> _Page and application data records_
# # # #
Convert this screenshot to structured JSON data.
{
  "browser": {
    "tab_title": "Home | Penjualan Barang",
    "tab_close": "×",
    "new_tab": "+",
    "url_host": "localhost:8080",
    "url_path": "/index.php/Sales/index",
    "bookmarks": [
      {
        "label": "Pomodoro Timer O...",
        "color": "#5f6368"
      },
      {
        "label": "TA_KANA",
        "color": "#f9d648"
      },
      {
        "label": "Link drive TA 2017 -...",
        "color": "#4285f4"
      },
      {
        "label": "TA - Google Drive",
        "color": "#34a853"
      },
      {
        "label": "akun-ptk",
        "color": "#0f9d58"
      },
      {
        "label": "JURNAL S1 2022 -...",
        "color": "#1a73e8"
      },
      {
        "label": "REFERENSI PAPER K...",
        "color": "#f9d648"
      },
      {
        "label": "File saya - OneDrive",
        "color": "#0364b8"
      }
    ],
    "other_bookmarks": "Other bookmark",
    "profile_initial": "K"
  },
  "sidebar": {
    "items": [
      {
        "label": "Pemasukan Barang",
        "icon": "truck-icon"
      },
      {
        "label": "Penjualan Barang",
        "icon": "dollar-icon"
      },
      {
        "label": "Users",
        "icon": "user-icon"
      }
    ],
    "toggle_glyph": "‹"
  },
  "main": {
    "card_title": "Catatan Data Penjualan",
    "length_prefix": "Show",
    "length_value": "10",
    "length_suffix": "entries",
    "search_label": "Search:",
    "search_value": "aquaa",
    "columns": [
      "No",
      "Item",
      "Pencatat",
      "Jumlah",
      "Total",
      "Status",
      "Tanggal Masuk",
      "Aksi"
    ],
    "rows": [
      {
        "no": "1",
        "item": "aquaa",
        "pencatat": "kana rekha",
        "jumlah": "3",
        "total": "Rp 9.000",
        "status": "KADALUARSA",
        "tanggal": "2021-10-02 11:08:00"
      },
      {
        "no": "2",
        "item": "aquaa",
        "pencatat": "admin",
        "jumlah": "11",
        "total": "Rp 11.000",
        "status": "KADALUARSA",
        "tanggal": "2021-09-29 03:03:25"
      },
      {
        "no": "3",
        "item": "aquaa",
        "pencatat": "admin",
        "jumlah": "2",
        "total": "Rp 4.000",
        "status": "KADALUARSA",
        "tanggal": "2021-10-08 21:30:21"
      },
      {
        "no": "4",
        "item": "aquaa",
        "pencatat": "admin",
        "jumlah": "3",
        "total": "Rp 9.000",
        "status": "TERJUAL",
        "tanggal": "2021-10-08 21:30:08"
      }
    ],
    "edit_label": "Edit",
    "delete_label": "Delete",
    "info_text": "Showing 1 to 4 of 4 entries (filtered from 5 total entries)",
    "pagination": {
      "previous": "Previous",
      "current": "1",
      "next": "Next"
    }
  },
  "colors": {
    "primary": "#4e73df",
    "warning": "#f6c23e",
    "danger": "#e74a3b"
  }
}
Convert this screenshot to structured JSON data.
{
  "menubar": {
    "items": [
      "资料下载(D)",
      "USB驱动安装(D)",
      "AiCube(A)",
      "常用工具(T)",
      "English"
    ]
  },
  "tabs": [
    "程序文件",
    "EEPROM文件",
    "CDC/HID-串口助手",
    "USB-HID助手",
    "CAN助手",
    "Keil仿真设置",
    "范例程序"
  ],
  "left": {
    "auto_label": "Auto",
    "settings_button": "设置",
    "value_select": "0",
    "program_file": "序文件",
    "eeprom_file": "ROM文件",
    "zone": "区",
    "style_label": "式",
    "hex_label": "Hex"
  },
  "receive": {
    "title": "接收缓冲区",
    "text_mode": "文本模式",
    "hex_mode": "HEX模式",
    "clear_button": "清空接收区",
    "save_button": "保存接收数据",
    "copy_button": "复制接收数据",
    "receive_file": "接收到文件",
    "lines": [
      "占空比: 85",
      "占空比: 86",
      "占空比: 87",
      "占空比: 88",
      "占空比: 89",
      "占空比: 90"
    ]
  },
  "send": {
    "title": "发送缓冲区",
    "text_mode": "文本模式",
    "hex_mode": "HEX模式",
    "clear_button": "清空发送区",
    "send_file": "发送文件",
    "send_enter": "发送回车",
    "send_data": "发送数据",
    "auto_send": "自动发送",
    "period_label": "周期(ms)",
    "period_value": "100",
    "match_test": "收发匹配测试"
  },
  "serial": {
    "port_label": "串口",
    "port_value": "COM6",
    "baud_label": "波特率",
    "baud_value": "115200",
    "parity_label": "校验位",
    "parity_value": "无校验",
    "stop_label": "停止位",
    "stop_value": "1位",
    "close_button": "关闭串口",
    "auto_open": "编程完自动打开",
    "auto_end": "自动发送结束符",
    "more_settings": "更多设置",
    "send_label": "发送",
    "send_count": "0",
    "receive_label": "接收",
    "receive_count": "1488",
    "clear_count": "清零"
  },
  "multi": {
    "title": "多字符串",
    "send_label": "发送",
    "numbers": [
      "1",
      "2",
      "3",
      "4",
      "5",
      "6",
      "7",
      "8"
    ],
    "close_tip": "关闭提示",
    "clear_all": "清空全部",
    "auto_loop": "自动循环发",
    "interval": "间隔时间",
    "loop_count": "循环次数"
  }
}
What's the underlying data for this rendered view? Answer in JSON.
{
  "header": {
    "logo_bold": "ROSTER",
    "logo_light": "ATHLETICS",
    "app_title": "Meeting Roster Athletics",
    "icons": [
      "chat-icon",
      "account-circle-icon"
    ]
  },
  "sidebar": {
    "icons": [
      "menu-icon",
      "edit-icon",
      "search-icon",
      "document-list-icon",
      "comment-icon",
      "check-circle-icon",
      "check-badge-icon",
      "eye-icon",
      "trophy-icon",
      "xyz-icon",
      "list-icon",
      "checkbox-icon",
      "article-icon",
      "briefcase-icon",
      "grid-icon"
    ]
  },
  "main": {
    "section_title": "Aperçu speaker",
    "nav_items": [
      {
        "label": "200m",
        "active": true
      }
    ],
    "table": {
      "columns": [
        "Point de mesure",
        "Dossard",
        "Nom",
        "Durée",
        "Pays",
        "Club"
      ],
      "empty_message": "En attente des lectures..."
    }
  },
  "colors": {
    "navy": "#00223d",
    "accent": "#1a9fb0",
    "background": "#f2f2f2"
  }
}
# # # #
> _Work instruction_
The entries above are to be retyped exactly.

> _Answer box_
Convert this screenshot to structured JSON data.
{
  "browser": {
    "tab_title": "Home | Penjualan Barang",
    "tab_close": "×",
    "new_tab": "+",
    "url_host": "localhost:8080",
    "url_path": "/index.php/Sales/index",
    "bookmarks": [
      {
        "label": "Pomodoro Timer O...",
        "color": "#5f6368"
      },
      {
        "label": "TA_KANA",
        "color": "#f9d648"
      },
      {
        "label": "Link drive TA 2017 -...",
        "color": "#4285f4"
      },
      {
        "label": "TA - Google Drive",
        "color": "#34a853"
      },
      {
        "label": "akun-ptk",
        "color": "#0f9d58"
      },
      {
        "label": "JURNAL S1 2022 -...",
        "color": "#1a73e8"
      },
      {
        "label": "REFERENSI PAPER K...",
        "color": "#f9d648"
      },
      {
        "label": "File saya - OneDrive",
        "color": "#0364b8"
      }
    ],
    "other_bookmarks": "Other bookmark",
    "profile_initial": "K"
  },
  "sidebar": {
    "items": [
      {
        "label": "Pemasukan Barang",
        "icon": "truck-icon"
      },
      {
        "label": "Penjualan Barang",
        "icon": "dollar-icon"
      },
      {
        "label": "Users",
        "icon": "user-icon"
      }
    ],
    "toggle_glyph": "‹"
  },
  "main": {
    "card_title": "Catatan Data Penjualan",
    "length_prefix": "Show",
    "length_value": "10",
    "length_suffix": "entries",
    "search_label": "Search:",
    "search_value": "aquaa",
    "columns": [
      "No",
      "Item",
      "Pencatat",
      "Jumlah",
      "Total",
      "Status",
      "Tanggal Masuk",
      "Aksi"
    ],
    "rows": [
      {
        "no": "1",
        "item": "aquaa",
        "pencatat": "kana rekha",
        "jumlah": "3",
        "total": "Rp 9.000",
        "status": "KADALUARSA",
        "tanggal": "2021-10-02 11:08:00"
      },
      {
        "no": "2",
        "item": "aquaa",
        "pencatat": "admin",
        "jumlah": "11",
        "total": "Rp 11.000",
        "status": "KADALUARSA",
        "tanggal": "2021-09-29 03:03:25"
      },
      {
        "no": "3",
        "item": "aquaa",
        "pencatat": "admin",
        "jumlah": "2",
        "total": "Rp 4.000",
        "status": "KADALUARSA",
        "tanggal": "2021-10-08 21:30:21"
      },
      {
        "no": "4",
        "item": "aquaa",
        "pencatat": "admin",
        "jumlah": "3",
        "total": "Rp 9.000",
        "status": "TERJUAL",
        "tanggal": "2021-10-08 21:30:08"
      }
    ],
    "edit_label": "Edit",
    "delete_label": "Delete",
    "info_text": "Showing 1 to 4 of 4 entries (filtered from 5 total entries)",
    "pagination": {
      "previous": "Previous",
      "current": "1",
      "next": "Next"
    }
  },
  "colors": {
    "primary": "#4e73df",
    "warning": "#f6c23e",
    "danger": "#e74a3b"
  }
}
Convert this screenshot to structured JSON data.
{
  "menubar": {
    "items": [
      "资料下载(D)",
      "USB驱动安装(D)",
      "AiCube(A)",
      "常用工具(T)",
      "English"
    ]
  },
  "tabs": [
    "程序文件",
    "EEPROM文件",
    "CDC/HID-串口助手",
    "USB-HID助手",
    "CAN助手",
    "Keil仿真设置",
    "范例程序"
  ],
  "left": {
    "auto_label": "Auto",
    "settings_button": "设置",
    "value_select": "0",
    "program_file": "序文件",
    "eeprom_file": "ROM文件",
    "zone": "区",
    "style_label": "式",
    "hex_label": "Hex"
  },
  "receive": {
    "title": "接收缓冲区",
    "text_mode": "文本模式",
    "hex_mode": "HEX模式",
    "clear_button": "清空接收区",
    "save_button": "保存接收数据",
    "copy_button": "复制接收数据",
    "receive_file": "接收到文件",
    "lines": [
      "占空比: 85",
      "占空比: 86",
      "占空比: 87",
      "占空比: 88",
      "占空比: 89",
      "占空比: 90"
    ]
  },
  "send": {
    "title": "发送缓冲区",
    "text_mode": "文本模式",
    "hex_mode": "HEX模式",
    "clear_button": "清空发送区",
    "send_file": "发送文件",
    "send_enter": "发送回车",
    "send_data": "发送数据",
    "auto_send": "自动发送",
    "period_label": "周期(ms)",
    "period_value": "100",
    "match_test": "收发匹配测试"
  },
  "serial": {
    "port_label": "串口",
    "port_value": "COM6",
    "baud_label": "波特率",
    "baud_value": "115200",
    "parity_label": "校验位",
    "parity_value": "无校验",
    "stop_label": "停止位",
    "stop_value": "1位",
    "close_button": "关闭串口",
    "auto_open": "编程完自动打开",
    "auto_end": "自动发送结束符",
    "more_settings": "更多设置",
    "send_label": "发送",
    "send_count": "0",
    "receive_label": "接收",
    "receive_count": "1488",
    "clear_count": "清零"
  },
  "multi": {
    "title": "多字符串",
    "send_label": "发送",
    "numbers": [
      "1",
      "2",
      "3",
      "4",
      "5",
      "6",
      "7",
      "8"
    ],
    "close_tip": "关闭提示",
    "clear_all": "清空全部",
    "auto_loop": "自动循环发",
    "interval": "间隔时间",
    "loop_count": "循环次数"
  }
}
What's the underlying data for this rendered view? Answer in JSON.
{
  "header": {
    "logo_bold": "ROSTER",
    "logo_light": "ATHLETICS",
    "app_title": "Meeting Roster Athletics",
    "icons": [
      "chat-icon",
      "account-circle-icon"
    ]
  },
  "sidebar": {
    "icons": [
      "menu-icon",
      "edit-icon",
      "search-icon",
      "document-list-icon",
      "comment-icon",
      "check-circle-icon",
      "check-badge-icon",
      "eye-icon",
      "trophy-icon",
      "xyz-icon",
      "list-icon",
      "checkbox-icon",
      "article-icon",
      "briefcase-icon",
      "grid-icon"
    ]
  },
  "main": {
    "section_title": "Aperçu speaker",
    "nav_items": [
      {
        "label": "200m",
        "active": true
      }
    ],
    "table": {
      "columns": [
        "Point de mesure",
        "Dossard",
        "Nom",
        "Durée",
        "Pays",
        "Club"
      ],
      "empty_message": "En attente des lectures..."
    }
  },
  "colors": {
    "navy": "#00223d",
    "accent": "#1a9fb0",
    "background": "#f2f2f2"
  }
}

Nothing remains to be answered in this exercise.